WORK REQUEST: Every line holding "Profile" should be copied from the records below.

RECORDS FOR THE EXERCISE:

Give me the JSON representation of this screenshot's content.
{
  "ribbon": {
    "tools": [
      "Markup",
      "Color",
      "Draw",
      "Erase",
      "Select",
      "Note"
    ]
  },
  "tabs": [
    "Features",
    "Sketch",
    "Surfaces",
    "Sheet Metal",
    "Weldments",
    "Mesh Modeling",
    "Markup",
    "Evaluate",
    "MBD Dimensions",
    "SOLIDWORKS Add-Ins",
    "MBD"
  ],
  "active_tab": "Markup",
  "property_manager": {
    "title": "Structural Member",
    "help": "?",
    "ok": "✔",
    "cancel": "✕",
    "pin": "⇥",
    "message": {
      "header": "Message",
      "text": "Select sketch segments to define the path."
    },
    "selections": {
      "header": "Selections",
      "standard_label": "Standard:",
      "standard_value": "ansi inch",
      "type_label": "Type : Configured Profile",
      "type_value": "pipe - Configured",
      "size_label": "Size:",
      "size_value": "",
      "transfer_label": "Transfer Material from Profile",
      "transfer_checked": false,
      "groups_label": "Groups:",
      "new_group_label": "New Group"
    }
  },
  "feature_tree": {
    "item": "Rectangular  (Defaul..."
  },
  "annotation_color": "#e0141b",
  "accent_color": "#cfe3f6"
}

ANSWER SPACE:
      "type_label": "Type : Configured Profile",
      "transfer_label": "Transfer Material from Profile",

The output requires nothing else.